Memory of
William Lungren
Who departed this life
July 29th 1846
aged 68 years.

Type of Marker: Headstone
Material: Marble
Issues: Biogrowth, loss, sugaring
Comments:  top half might be #30
Elements Missing or Compromised: missing top portion of marker
Recommended Treatment: Document

Historic Integrity: Intact
Structural Integrity: Fair
Material Integrity:  Fair
Legible Inscription: No inscription
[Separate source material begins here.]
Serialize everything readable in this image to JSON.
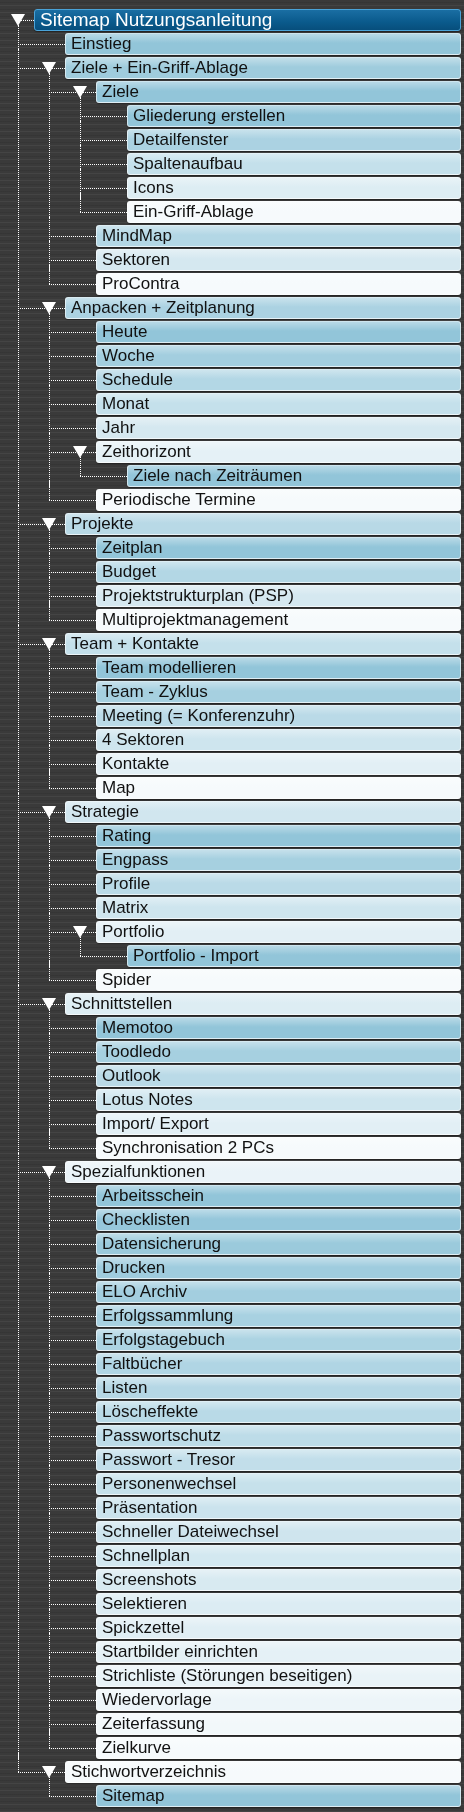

Marker Details
Inventory Number: 30
Plot Number: 120
Historic Number: 477
Ledger Book Number: 68
Cemetery Section: 3
Marker Height/Length (in): 17
Marker Width (in): 22
Marker Thickness/Depth (in): 1